Extracted records:
======
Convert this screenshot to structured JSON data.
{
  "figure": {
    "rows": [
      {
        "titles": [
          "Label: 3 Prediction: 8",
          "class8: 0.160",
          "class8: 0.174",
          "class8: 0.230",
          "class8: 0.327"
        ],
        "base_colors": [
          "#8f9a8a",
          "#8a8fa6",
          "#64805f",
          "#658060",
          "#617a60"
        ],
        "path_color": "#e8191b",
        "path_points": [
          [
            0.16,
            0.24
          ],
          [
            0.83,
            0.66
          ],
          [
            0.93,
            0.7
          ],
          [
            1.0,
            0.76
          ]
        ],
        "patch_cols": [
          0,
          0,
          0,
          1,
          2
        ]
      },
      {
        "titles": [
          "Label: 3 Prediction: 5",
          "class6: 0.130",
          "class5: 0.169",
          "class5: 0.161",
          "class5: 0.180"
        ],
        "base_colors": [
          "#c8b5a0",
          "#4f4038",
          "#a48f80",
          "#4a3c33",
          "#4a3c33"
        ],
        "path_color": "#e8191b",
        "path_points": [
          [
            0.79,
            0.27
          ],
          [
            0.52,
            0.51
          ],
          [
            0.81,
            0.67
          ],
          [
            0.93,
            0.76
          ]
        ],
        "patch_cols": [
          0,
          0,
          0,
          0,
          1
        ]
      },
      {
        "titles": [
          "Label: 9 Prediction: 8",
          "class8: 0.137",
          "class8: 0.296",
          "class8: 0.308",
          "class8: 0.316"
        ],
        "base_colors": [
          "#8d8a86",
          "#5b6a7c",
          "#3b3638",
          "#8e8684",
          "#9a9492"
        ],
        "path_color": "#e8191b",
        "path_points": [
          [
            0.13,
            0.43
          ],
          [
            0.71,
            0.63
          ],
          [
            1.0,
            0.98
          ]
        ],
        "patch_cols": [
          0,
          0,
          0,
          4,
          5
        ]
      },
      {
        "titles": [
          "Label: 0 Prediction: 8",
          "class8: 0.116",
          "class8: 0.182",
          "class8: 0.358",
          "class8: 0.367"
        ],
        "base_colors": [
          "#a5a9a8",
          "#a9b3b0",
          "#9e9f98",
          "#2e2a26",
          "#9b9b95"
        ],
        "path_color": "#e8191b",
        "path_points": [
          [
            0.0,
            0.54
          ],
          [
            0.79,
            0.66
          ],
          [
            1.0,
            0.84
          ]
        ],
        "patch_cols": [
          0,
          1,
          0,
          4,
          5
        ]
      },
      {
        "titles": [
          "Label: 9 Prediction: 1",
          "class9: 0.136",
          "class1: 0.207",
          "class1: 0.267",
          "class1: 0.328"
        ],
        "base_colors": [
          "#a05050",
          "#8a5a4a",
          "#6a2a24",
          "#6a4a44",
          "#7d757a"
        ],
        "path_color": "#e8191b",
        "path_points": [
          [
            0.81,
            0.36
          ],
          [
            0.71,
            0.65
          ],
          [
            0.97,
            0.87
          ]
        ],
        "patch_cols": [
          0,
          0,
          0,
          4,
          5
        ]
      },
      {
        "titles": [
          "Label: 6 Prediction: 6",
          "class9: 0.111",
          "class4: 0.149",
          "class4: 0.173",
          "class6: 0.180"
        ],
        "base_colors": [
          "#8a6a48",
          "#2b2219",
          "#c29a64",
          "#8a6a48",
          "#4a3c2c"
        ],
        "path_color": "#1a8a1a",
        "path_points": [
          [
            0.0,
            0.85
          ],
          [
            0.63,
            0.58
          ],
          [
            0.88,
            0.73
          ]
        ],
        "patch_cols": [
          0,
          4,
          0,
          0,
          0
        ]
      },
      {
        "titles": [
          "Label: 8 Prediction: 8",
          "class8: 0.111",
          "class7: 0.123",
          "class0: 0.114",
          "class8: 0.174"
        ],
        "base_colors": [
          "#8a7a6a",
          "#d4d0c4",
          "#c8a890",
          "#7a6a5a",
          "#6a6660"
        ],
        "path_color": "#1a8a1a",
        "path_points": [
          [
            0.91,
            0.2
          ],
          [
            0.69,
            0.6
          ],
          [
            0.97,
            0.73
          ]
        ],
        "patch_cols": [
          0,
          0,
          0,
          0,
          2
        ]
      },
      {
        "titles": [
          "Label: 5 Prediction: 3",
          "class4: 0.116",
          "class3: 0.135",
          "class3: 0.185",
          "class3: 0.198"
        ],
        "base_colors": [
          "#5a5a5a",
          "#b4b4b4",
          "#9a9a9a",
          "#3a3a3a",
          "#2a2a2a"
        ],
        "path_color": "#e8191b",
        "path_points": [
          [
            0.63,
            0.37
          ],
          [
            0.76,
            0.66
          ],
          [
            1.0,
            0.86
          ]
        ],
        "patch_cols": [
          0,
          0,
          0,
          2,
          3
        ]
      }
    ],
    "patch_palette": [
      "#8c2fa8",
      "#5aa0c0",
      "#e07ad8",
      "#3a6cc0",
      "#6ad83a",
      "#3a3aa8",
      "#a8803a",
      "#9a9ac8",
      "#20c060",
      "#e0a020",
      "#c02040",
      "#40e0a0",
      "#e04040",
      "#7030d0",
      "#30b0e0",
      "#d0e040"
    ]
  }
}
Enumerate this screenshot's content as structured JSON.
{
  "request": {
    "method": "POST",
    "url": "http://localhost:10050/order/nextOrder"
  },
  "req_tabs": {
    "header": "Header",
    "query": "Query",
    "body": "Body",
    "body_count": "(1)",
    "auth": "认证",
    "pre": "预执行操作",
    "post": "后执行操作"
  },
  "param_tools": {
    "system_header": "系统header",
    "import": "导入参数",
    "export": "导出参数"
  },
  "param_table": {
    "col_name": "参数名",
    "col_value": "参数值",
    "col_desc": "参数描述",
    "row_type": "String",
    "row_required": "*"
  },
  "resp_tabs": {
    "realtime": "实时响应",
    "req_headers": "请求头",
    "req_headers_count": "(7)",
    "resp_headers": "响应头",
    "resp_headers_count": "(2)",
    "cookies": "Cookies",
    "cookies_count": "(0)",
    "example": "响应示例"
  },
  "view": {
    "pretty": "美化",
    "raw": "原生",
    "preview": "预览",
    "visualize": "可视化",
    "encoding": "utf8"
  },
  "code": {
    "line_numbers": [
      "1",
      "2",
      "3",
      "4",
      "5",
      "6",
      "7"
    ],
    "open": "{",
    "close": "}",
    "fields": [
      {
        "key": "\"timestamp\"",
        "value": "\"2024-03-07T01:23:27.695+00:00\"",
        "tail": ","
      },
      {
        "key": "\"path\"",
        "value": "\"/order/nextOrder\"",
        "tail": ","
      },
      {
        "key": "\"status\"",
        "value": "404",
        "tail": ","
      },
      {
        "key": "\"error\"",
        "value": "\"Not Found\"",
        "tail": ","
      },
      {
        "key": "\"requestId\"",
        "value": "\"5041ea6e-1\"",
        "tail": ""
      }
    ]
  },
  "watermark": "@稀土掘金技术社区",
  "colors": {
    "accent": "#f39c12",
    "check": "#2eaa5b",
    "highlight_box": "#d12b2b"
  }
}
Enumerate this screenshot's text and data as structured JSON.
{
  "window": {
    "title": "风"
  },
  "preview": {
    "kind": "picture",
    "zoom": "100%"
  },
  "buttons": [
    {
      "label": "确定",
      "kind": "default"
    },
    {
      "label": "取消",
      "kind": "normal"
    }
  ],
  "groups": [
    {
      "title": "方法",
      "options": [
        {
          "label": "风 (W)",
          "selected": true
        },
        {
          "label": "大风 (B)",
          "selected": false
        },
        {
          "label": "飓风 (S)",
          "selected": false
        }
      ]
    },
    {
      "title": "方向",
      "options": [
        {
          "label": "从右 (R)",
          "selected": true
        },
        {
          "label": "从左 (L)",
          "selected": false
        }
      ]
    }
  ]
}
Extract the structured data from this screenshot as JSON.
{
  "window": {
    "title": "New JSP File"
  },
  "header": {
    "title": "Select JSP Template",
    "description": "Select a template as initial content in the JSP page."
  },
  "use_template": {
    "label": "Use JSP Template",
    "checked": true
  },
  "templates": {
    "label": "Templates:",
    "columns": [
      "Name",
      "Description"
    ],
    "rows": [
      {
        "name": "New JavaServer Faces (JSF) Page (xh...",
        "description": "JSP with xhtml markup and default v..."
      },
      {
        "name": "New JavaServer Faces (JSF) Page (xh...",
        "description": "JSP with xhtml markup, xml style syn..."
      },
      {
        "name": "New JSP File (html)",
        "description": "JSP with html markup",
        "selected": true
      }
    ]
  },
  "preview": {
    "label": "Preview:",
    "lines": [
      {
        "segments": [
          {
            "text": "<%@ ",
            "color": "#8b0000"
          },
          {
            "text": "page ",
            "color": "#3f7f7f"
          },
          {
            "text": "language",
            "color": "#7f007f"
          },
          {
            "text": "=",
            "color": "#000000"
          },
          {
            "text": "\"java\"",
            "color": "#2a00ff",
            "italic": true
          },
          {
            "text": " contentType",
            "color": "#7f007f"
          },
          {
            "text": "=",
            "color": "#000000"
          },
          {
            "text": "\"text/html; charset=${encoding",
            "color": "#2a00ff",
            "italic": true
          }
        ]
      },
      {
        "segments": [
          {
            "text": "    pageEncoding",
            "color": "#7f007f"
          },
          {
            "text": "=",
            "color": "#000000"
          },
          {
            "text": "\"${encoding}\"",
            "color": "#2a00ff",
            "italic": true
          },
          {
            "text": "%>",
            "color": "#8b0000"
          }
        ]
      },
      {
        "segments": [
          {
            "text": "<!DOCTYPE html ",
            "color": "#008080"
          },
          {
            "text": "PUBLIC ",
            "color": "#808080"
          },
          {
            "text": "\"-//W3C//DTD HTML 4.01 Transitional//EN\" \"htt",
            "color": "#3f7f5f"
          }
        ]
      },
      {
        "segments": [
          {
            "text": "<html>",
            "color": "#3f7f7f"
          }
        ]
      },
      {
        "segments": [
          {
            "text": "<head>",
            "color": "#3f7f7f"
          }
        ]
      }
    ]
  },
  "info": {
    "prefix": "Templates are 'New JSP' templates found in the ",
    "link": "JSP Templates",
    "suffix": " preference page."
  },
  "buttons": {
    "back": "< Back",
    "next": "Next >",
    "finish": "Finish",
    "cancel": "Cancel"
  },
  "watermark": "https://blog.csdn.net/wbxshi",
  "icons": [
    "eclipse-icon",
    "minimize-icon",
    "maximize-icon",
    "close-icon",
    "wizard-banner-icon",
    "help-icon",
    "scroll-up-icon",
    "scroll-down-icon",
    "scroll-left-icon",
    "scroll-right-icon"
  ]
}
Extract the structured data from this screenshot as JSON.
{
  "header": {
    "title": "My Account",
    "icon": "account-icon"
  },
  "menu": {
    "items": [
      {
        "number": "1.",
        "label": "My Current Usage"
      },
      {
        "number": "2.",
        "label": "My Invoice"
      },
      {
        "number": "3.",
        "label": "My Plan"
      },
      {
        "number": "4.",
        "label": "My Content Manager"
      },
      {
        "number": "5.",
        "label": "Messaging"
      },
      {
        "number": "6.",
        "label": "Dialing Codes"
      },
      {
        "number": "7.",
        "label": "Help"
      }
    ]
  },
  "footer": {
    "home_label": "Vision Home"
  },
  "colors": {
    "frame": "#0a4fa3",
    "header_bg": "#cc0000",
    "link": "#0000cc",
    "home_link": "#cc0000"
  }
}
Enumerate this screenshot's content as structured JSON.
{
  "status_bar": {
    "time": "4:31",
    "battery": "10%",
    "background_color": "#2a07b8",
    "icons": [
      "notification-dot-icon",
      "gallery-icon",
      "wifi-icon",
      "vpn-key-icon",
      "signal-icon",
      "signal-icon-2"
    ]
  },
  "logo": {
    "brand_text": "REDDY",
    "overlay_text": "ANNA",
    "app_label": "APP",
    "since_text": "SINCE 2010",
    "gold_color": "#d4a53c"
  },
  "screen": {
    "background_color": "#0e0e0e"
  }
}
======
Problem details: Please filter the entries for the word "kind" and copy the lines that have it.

Result below:
    "kind": "picture",
      "kind": "default"
      "kind": "normal"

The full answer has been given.